Not a conversion, true, but a secret escape in your own garden – a beautifully crafted, tiny wooden cottage with all the facilities for you to hideaway in comfort, including a wood-burning stove. So, whether it’s freedom from the kids, a refuge from visitors, or a place to accommodate them, it’ll provide all the peace you need (www.garden-hideaways.co.uk).
Nestled in a stunning creekside location at Port Navas, on the banks of the Helford, you’ll find Bosoljack – Cornish for ‘house in the sun by the creek’, which pretty much sums it up. This light, peaceful sanctuary was once a single storey agricultural store, probably holding manure or coal. But from humble origins, the property has been transformed into a unique waterside retreat. Well, as they say, you can alter a building but you can’t alter its location. And locations really don’t get much better!

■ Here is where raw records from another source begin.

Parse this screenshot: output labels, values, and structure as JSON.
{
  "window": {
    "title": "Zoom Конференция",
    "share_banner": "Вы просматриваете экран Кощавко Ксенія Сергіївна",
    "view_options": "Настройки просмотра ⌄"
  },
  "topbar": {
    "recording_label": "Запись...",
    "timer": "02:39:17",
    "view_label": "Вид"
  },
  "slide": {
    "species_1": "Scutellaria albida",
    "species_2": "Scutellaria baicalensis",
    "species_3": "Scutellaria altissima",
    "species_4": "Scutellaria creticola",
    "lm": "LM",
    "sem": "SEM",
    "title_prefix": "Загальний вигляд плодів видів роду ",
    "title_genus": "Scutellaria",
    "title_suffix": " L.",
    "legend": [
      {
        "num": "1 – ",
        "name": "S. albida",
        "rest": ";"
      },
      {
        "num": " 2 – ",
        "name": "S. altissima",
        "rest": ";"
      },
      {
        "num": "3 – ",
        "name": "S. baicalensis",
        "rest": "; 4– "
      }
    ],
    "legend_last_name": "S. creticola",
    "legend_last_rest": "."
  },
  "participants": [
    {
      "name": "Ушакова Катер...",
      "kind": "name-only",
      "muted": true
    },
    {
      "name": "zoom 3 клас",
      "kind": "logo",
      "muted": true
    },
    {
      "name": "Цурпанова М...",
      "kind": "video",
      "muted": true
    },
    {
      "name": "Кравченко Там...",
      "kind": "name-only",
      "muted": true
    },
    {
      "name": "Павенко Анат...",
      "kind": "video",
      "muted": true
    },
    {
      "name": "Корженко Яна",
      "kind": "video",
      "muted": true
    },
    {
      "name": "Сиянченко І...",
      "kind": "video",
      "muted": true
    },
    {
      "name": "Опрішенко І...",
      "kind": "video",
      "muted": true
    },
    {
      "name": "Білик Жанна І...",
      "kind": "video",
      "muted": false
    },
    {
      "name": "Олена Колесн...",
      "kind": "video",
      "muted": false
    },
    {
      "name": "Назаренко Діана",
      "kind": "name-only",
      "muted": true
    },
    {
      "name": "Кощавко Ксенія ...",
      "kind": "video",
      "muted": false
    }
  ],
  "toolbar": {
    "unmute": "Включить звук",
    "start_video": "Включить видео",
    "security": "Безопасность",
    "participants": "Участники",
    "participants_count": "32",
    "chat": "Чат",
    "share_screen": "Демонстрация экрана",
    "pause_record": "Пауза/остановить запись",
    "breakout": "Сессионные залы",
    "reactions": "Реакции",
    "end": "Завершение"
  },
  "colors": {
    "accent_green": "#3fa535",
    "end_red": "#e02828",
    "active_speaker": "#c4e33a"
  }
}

The agricultural store was sold by the owners of the adjacent farmhouse around 1927, when another storey was added. But it wasn’t until Robin and Rachel Sopp of Perranwell bought the property in the 1980s that Bosoljack really came into its own. Instantly beguiled by the stunning location, they renovated the space – then a mess of higgledy-piggledy rooms – creating the bright, open-plan retreat as enjoyed today. “All the wood was covered in thick white paint”, explains Robin, “which we stripped back to reveal the grain.” They also gave the property a smile with the clever addition of a balcony, capitalising on the spectacular and inimitable views over the creek. But the water is not simply a treat for the eye, to be admired from afar – the property comes with its own access to the creek, a real asset, and perfect for exploring the magical waterways of this incredible location.
Having been successfully let by Helpful Holidays (www.helpfulholidays.co.uk) over the years, the opportunity has arisen to become Bosoljack’s new custodian and make wonderful memories of your own. Matthew Rowe of Savills explains the allure of this beautiful and unique building: “Bosoljack is just a magical property within the most beautiful setting. Port Navas is timeless with the river opening to the Helford, made famous by Daphne Du Maurier and Frenchman’s Creek. The property has so much charm, the perfect holiday retreat for anyone who likes simply messing about in boats.” Contact Matthew at Savills on 01872 243200 for more information (www.savills.com).
As Chrissy Phillips of Helpful Holidays explains, “The history of Fort Picklecombe is as curious as its name. Converted into 103 apartments in the 1970s, the fabulous uninterrupted views across Plymouth Sound from this striking building perched on a promontory are a clue to its former life.”
“Commissioned in the mid 19th century, Fort Picklecombe was one of ‘Palmerston’s Follies’, a chain of coastal forts to protect Devonport Naval Base from the frightening French.” However, due to international power shifts the French never actually arrived, and the threat that first prompted the building of these wonderful, imposing structures was nullified before many were completed – a costly and embarrassing episode.
There was, however, a happy ending for Fort Picklecombe. “Its 40 guns were never fired”, continues Chrissy, “and after falling derelict following World War II, it has now found the perfect, more peaceful role as waterside accommodation for guests and residents.”
Helpful Holidays now let five of the apartments at Fort Picklecombe, on the Rame Peninsula, including No 84. “With time-absorbing 180 degree views of life on the water from Plymouth to Penlee Point, visitors to No. 84 are strongly advised to pack binoculars to observe passing (friendly) ships drift by. Don’t forget those walking boots either, as the building stands within beautiful Mount Edgcumbe Country Park.” So why not man the fort yourself? To book No 84, or one of the other apartments at Fort Picklecombe let by Helpful Holidays, call the team on 01647 434320 (www.helpfulholidays.co.uk).